Data records for software interfaces
····················
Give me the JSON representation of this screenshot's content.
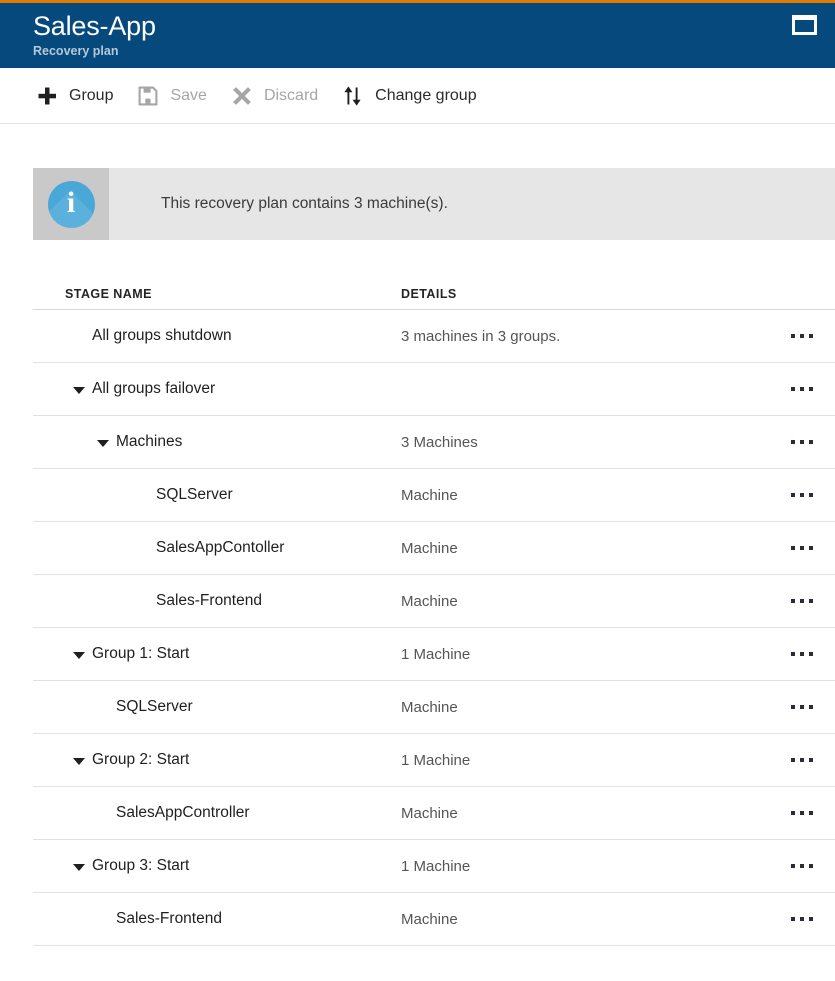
{
  "header": {
    "title": "Sales-App",
    "subtitle": "Recovery plan",
    "maximize_icon": "maximize-icon",
    "background_color": "#064a7d",
    "accent_color": "#e07b00"
  },
  "toolbar": {
    "commands": [
      {
        "label": "Group",
        "icon": "plus-icon",
        "enabled": true
      },
      {
        "label": "Save",
        "icon": "save-floppy-icon",
        "enabled": false
      },
      {
        "label": "Discard",
        "icon": "cross-icon",
        "enabled": false
      },
      {
        "label": "Change group",
        "icon": "sort-arrows-icon",
        "enabled": true
      }
    ]
  },
  "info_banner": {
    "icon": "info-icon",
    "icon_letter": "i",
    "message": "This recovery plan contains 3 machine(s).",
    "icon_color": "#4aa8d8",
    "background_color": "#e6e6e6"
  },
  "grid": {
    "columns": {
      "stage_name": "STAGE NAME",
      "details": "DETAILS"
    },
    "row_menu_icon": "ellipsis-icon",
    "rows": [
      {
        "name": "All groups shutdown",
        "details": "3 machines in 3 groups.",
        "indent": 1,
        "expandable": false,
        "expanded": false
      },
      {
        "name": "All groups failover",
        "details": "",
        "indent": 1,
        "expandable": true,
        "expanded": true
      },
      {
        "name": "Machines",
        "details": "3 Machines",
        "indent": 2,
        "expandable": true,
        "expanded": true
      },
      {
        "name": "SQLServer",
        "details": "Machine",
        "indent": 3,
        "expandable": false,
        "expanded": false
      },
      {
        "name": "SalesAppContoller",
        "details": "Machine",
        "indent": 3,
        "expandable": false,
        "expanded": false
      },
      {
        "name": "Sales-Frontend",
        "details": "Machine",
        "indent": 3,
        "expandable": false,
        "expanded": false
      },
      {
        "name": "Group 1: Start",
        "details": "1 Machine",
        "indent": 1,
        "expandable": true,
        "expanded": true
      },
      {
        "name": "SQLServer",
        "details": "Machine",
        "indent": 2,
        "expandable": false,
        "expanded": false
      },
      {
        "name": "Group 2: Start",
        "details": "1 Machine",
        "indent": 1,
        "expandable": true,
        "expanded": true
      },
      {
        "name": "SalesAppController",
        "details": "Machine",
        "indent": 2,
        "expandable": false,
        "expanded": false
      },
      {
        "name": "Group 3: Start",
        "details": "1 Machine",
        "indent": 1,
        "expandable": true,
        "expanded": true
      },
      {
        "name": "Sales-Frontend",
        "details": "Machine",
        "indent": 2,
        "expandable": false,
        "expanded": false
      }
    ]
  }
}
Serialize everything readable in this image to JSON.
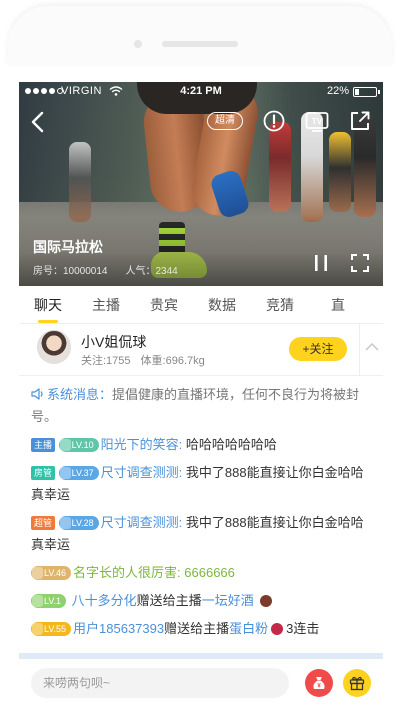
{
  "status_bar": {
    "carrier": "VIRGIN",
    "time": "4:21 PM",
    "battery": "22%",
    "battery_level": 0.22
  },
  "video": {
    "hd_label": "超清",
    "title": "国际马拉松",
    "room_label": "房号：10000014",
    "popularity_label": "人气：2344"
  },
  "tabs": [
    "聊天",
    "主播",
    "贵宾",
    "数据",
    "竞猜",
    "直"
  ],
  "active_tab": 0,
  "streamer": {
    "name": "小V姐侃球",
    "followers": "关注:1755",
    "weight": "体重:696.7kg",
    "follow_label": "+关注"
  },
  "chat": {
    "system": {
      "label": "系统消息：",
      "text": "提倡健康的直播环境，任何不良行为将被封号。"
    },
    "messages": [
      {
        "tag": "主播",
        "tag_color": "#4a90d9",
        "level": "LV.10",
        "level_color": "#5fc7a8",
        "user": "阳光下的笑容:",
        "user_style": "blue",
        "text": "哈哈哈哈哈哈哈"
      },
      {
        "tag": "房管",
        "tag_color": "#2fc2a7",
        "level": "LV.37",
        "level_color": "#5aa7e8",
        "user": "尺寸调查测测:",
        "user_style": "blue",
        "text": "我中了888能直接让你白金哈哈真幸运"
      },
      {
        "tag": "超管",
        "tag_color": "#f07a3a",
        "level": "LV.28",
        "level_color": "#5aa7e8",
        "user": "尺寸调查测测:",
        "user_style": "blue",
        "text": "我中了888能直接让你白金哈哈真幸运"
      },
      {
        "tag": "",
        "tag_color": "",
        "level": "LV.46",
        "level_color": "#e0b56a",
        "user": "名字长的人很厉害:",
        "user_style": "green",
        "text": "6666666",
        "text_style": "green"
      }
    ],
    "gifts": [
      {
        "level": "LV.1",
        "level_color": "#8fd16e",
        "user": "八十多分化",
        "action": "赠送给主播",
        "gift": "一坛好酒",
        "gift_color": "#7b3a2a",
        "combo": ""
      },
      {
        "level": "LV.55",
        "level_color": "#f2b81e",
        "user": "用户185637393",
        "action": "赠送给主播",
        "gift": "蛋白粉",
        "gift_color": "#c22a4a",
        "combo": "3连击"
      }
    ]
  },
  "input": {
    "placeholder": "来唠两句呗~"
  },
  "colors": {
    "accent": "#ffd21e",
    "link_blue": "#4a90d9",
    "green": "#7ab93a"
  }
}
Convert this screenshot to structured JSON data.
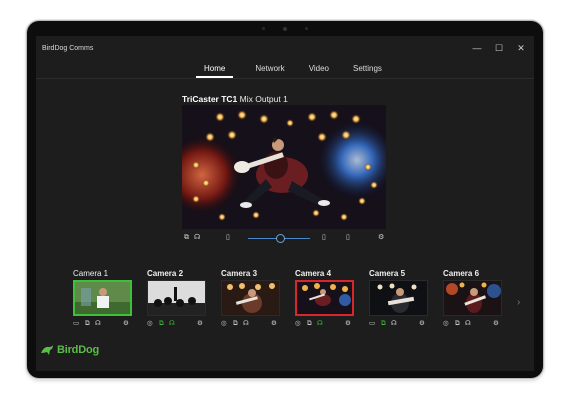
{
  "app": {
    "title": "BirdDog Comms"
  },
  "window_controls": {
    "minimize": "—",
    "maximize": "☐",
    "close": "✕"
  },
  "tabs": [
    {
      "label": "Home",
      "active": true
    },
    {
      "label": "Network",
      "active": false
    },
    {
      "label": "Video",
      "active": false
    },
    {
      "label": "Settings",
      "active": false
    }
  ],
  "main": {
    "source_name": "TriCaster TC1",
    "source_output": "Mix Output 1",
    "volume_level": 0.47
  },
  "cameras": [
    {
      "label": "Camera 1",
      "state": "preview",
      "border": "#3fbf3a"
    },
    {
      "label": "Camera 2",
      "state": "idle"
    },
    {
      "label": "Camera 3",
      "state": "idle"
    },
    {
      "label": "Camera 4",
      "state": "program",
      "border": "#d9262b"
    },
    {
      "label": "Camera 5",
      "state": "idle"
    },
    {
      "label": "Camera 6",
      "state": "idle"
    }
  ],
  "brand": {
    "logo_text": "BirdDog",
    "accent": "#5cbc4a"
  },
  "icons": {
    "copy": "copy-icon",
    "headphones": "headphones-icon",
    "phone": "phone-icon",
    "gear": "gear-icon",
    "eye": "eye-icon",
    "battery": "battery-icon",
    "next": "chevron-right-icon"
  }
}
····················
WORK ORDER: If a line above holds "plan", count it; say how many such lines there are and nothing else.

YOUR SOLUTION: 2